Nick Pitzen MPP'08

When the Keller Center, the new home to the University of Chicago Harris School of Public Policy, has its grand opening in May, something special will be sitting at the gateway to the new facility. To many, it may just look like a nice place to take a seat. But to the class of 2008, and to those who look closely, it will commemorate a beloved friend who embodied the Harris spirit before his passing away six years ago.

Nick Pitzen’s friends describe him as gregarious, fun, engaging, complex, reliable, outgoing, curious, and, overall, brilliant. Some even say they wouldn’t have graduated without his help; he was especially talented in math, an important field for Harris’ quantitative focus. 

But Nick’s loyalty and generosity extended beyond the classroom. Jessica Besser-Rosenberg, one of Nick’s best friends from Harris, said he was the first one to help someone move or lend a hand with an economics question. 

After Nick passed, his Harris Public Policy classmates rallied together to raise money for a memorial bench to install on campus. They chose a bench because they wanted to do something permanent, and preferably something that could bring people together. That’s what Nick was so good at, after all.

He was the one who brought people together. He participated in Harris’ Follies variety show, hosted house parties, and made sure everyone felt they belonged when they were around him.

Happy times, 2008.

“Nick was important to a lot of people in our cohort, and many of us were grieving at his sudden passing at such an early age,” said Ben Dieterich, one of Nick’s classmates who helped organize the bench fundraiser. “We wanted a way to have something to work toward, and to focus our energy in such a way that would connect us to where we met and got to know Nick. The idea of a bench came up through conversations with Harris as they started to explore a new facility. We thought a bench would be a great thing we could go and see when alumni go back to visit – as a reminder of who Nick was and that relationship we had with him.”

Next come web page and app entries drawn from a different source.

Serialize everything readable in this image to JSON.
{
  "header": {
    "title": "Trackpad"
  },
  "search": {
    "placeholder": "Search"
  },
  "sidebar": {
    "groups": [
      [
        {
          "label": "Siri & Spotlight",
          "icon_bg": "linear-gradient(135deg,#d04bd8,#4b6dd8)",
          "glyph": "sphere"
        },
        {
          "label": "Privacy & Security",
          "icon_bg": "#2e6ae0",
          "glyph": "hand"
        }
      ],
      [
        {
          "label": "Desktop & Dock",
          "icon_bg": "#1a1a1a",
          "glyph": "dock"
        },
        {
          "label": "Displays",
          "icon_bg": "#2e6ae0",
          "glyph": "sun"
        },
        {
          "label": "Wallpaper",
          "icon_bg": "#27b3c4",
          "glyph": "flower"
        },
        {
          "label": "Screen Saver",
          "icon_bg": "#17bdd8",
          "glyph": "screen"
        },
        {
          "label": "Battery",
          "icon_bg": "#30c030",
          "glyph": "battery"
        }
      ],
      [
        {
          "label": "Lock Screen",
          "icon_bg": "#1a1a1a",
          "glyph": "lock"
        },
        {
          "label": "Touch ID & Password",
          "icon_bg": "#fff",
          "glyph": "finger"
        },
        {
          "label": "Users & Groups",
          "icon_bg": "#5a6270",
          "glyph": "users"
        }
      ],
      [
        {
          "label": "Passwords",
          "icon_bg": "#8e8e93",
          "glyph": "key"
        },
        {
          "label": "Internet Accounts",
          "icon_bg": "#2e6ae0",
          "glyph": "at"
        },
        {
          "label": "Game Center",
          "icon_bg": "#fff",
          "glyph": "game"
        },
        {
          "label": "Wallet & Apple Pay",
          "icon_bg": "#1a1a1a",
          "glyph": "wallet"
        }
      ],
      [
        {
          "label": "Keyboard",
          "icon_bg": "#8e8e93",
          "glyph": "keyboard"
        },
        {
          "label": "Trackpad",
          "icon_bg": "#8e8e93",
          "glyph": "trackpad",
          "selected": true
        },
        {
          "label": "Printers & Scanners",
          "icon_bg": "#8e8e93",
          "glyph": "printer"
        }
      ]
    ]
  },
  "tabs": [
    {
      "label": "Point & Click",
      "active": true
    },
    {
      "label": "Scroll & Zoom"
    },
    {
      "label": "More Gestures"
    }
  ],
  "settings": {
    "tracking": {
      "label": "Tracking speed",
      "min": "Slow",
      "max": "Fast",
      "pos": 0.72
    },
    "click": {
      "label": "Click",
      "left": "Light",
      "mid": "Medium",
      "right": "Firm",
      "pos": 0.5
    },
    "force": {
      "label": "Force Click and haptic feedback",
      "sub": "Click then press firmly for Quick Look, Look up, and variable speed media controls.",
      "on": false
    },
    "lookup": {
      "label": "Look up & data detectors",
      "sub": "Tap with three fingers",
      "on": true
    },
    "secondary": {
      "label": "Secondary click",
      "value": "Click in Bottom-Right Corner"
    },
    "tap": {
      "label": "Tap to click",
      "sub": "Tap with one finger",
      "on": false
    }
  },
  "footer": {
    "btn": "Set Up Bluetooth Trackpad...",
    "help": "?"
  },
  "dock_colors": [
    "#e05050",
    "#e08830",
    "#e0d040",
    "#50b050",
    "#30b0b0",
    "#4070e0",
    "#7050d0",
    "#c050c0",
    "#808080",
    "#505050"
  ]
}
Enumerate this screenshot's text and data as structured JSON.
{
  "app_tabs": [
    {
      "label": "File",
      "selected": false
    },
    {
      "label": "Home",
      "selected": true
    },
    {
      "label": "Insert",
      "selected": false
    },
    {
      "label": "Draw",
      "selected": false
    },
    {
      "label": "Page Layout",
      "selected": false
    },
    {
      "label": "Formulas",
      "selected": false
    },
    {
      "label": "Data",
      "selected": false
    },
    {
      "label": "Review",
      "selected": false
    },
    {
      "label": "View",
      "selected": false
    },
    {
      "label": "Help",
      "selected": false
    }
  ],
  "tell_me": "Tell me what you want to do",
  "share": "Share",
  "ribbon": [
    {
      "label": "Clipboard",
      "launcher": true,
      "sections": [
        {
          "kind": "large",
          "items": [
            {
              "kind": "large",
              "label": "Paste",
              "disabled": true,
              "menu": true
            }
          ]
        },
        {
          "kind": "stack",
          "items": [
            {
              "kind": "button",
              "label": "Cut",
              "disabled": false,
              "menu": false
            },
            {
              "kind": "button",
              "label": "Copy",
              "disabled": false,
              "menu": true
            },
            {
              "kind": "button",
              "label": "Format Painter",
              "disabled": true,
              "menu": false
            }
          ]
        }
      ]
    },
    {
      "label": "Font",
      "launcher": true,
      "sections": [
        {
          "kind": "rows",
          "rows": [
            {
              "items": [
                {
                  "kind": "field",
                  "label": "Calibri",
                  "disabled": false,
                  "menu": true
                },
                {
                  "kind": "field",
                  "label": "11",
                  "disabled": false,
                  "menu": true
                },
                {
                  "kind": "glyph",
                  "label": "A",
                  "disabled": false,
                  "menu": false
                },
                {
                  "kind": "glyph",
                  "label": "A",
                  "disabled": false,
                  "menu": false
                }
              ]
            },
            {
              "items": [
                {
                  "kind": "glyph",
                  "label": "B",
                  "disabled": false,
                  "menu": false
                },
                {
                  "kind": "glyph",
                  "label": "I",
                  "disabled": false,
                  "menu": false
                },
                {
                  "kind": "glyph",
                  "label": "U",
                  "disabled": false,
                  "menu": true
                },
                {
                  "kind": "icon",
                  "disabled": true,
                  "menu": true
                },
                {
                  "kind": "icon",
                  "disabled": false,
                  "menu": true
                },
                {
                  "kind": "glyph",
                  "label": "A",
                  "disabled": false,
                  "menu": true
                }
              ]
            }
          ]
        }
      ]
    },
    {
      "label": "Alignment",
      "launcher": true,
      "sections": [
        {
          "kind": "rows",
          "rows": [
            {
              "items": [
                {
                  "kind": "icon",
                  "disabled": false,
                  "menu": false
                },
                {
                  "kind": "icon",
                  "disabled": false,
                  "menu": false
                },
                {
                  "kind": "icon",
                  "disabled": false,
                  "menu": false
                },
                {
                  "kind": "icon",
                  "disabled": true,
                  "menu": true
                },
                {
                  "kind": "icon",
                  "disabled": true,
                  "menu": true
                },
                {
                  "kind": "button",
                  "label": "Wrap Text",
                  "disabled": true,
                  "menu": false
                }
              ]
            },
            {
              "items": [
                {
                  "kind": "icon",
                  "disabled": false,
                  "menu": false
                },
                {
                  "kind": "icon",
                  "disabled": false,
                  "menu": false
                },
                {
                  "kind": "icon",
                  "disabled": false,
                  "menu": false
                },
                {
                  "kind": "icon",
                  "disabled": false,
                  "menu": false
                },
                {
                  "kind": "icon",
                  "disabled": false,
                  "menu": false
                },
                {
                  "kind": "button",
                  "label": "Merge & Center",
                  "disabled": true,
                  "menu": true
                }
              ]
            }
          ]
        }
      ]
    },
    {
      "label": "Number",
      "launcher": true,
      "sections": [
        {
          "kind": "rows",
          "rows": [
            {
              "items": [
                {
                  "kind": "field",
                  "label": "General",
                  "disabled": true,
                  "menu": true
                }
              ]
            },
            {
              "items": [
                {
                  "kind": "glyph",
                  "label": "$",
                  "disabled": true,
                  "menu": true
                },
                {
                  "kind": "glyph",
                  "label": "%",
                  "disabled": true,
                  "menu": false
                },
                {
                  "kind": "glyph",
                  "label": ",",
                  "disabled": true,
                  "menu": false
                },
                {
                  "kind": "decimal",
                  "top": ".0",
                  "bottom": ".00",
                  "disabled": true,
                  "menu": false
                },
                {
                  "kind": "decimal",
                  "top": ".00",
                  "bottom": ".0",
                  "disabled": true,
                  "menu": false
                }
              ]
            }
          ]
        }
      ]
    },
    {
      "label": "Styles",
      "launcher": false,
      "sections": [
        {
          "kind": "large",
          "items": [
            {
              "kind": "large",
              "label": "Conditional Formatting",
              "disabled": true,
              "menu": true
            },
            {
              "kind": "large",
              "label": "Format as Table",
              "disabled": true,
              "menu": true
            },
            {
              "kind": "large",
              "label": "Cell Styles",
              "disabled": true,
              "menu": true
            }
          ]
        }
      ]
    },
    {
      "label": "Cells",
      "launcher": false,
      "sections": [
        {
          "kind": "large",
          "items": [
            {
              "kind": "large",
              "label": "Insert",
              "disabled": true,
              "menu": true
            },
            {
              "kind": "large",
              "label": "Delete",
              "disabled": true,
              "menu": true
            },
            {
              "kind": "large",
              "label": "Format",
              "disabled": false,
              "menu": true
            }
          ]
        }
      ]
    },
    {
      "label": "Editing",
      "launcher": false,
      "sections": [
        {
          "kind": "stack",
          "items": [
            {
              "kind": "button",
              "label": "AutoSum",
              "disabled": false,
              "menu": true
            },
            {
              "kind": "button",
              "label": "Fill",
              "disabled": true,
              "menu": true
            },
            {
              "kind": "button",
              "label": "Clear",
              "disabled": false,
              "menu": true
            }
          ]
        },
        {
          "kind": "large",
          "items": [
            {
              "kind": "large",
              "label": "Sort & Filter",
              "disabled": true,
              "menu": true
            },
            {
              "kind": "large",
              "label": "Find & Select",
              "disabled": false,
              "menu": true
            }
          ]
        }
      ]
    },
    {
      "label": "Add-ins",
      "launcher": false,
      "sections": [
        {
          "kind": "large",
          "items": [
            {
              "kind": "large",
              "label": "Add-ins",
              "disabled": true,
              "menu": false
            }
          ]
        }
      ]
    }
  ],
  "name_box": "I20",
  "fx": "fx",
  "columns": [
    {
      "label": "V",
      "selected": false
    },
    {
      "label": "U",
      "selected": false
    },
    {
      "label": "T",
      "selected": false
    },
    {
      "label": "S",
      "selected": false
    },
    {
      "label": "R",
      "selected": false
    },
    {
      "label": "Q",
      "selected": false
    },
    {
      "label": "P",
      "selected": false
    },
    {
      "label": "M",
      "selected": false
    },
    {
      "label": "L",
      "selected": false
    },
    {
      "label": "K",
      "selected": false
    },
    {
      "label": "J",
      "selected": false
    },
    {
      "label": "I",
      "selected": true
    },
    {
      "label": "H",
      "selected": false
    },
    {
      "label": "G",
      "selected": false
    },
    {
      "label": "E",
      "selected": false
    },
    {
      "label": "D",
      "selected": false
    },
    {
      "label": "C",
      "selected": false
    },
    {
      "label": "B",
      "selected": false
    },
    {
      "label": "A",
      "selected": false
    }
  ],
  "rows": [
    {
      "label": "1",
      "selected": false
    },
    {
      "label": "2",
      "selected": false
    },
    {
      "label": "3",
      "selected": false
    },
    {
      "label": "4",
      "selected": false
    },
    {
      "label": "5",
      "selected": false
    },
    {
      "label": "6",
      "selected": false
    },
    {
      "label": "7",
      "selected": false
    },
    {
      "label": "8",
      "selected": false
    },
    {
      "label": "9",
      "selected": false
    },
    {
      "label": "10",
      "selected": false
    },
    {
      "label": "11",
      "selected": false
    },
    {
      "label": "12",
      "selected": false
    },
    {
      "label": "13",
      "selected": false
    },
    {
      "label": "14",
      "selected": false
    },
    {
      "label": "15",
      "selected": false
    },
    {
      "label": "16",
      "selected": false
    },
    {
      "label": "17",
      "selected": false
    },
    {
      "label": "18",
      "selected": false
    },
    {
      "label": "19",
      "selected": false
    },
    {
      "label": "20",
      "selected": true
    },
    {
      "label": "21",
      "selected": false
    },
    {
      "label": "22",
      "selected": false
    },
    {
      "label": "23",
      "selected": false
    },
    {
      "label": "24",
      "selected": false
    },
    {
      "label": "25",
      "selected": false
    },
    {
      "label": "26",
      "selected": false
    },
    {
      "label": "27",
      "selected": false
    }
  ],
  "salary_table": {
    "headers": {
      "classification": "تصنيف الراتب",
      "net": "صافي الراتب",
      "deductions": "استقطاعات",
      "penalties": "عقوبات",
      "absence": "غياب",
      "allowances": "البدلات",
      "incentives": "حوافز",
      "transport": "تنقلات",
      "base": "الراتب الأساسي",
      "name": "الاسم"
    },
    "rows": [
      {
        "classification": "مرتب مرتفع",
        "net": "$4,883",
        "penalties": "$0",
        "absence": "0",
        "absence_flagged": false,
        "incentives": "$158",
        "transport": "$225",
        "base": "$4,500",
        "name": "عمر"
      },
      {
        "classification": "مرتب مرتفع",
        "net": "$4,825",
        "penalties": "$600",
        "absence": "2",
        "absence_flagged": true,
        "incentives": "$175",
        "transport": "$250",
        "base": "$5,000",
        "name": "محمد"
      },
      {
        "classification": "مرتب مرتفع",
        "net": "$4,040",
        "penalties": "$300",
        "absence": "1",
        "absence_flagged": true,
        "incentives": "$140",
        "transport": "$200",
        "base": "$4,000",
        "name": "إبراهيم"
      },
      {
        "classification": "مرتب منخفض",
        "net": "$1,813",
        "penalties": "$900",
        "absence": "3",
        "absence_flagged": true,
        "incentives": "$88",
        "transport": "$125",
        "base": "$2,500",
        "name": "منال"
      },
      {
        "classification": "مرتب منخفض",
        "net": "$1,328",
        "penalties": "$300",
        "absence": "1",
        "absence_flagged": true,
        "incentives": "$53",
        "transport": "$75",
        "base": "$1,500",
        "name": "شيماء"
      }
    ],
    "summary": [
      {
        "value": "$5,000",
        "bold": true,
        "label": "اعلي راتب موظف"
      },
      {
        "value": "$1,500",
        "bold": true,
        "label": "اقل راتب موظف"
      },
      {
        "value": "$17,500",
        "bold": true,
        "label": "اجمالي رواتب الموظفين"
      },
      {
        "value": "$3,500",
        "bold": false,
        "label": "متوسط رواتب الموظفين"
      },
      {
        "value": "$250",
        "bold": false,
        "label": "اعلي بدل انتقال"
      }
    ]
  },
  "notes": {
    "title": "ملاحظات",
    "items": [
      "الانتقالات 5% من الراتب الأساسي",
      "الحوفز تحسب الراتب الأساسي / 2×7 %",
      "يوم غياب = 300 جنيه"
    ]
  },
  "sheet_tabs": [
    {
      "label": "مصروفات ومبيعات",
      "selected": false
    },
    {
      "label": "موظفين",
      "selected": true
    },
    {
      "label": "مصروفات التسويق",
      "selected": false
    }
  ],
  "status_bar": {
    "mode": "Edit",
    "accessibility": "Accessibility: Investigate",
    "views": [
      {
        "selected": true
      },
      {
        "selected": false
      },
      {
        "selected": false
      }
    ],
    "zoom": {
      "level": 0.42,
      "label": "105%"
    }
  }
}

That friendliness started when he was just a kid, according to his parents, Doris and John Pitzen.

In third or fourth grade, Doris told Nick he could invite four friends over for his birthday party. He ended up inviting six.

“I asked him why he invited two extra boys, and he said, ‘They don’t have any friends,’” Doris said. “How do you say no to a kid who was thinking of someone else?”

Another time, in high school, Nick came to the rescue of a smaller kid who was being bullied in the hallway.

“Nick wasn’t even really friends with him, but he didn’t like that these kids were bullying him,” Doris said. “So he walked right up to them, put one against the lockers and said, ‘Why are you making fun of him? Because he’s smarter than you?’ And that kid was never bullied again. He had a tendency to help those kids.”

In addition to being a great friend, those who knew Nick said he was a brilliant thinker who would have made huge difference as a member of the policy community for decades. After graduation, he was hired by Chicago Public Schools working on data analysis and research, with the hopes of effecting change and having a hand in ensuring high-quality education for the city’s young people.

John Pitzen addresses the Class of 2008 at Harris Connect Weekend 2018, with Doris Pitzen looking on.

Because of his very scientific, analytical mind, Nick’s friends and family agreed that if he knew about their efforts in installing this bench in his memory, he probably would have wondered what all the fuss was about.

Pitzen, with classmates.

“He’d roll his eyes and say, ‘Oh, man,’” John Pitzen said.

“‘Too much’ is exactly what I think his words would be,” said Dieterich with a laugh.

“He’d probably find a way to use the bench to bring folks together to celebrate some other thing, or – honestly – he’d probably make fun of it,” said Harin Contractor, a classmate who helped organize the bench fundraiser. “That’s just the way he was. He was always the lighter one among us.”

“He’d probably tell us to stop wasting our time with this — but lovingly,” said Besser-Rosenberg. “But the bench is for his friends, his family, the Harris community to remember and honor him.”

The bench in honor of Nick Pitzen is installed.

The Keller Center’s grand opening will be on May 3, over Harris Connect Weekend, and the unveiling of Nick Pitzen’s bench will take place a couple of weeks earlier, on April 12. Coincidentally, Nick’s roommate during his time at Harris is getting married that weekend, giving the Class of 2008 all the more reason to come together.

Contractor said, “It’s going to be a great weekend in terms of not only closing out this process with the bench, but marking a new beginning.”

RSVP here for the Pitzen Bench Unveiling on April 12.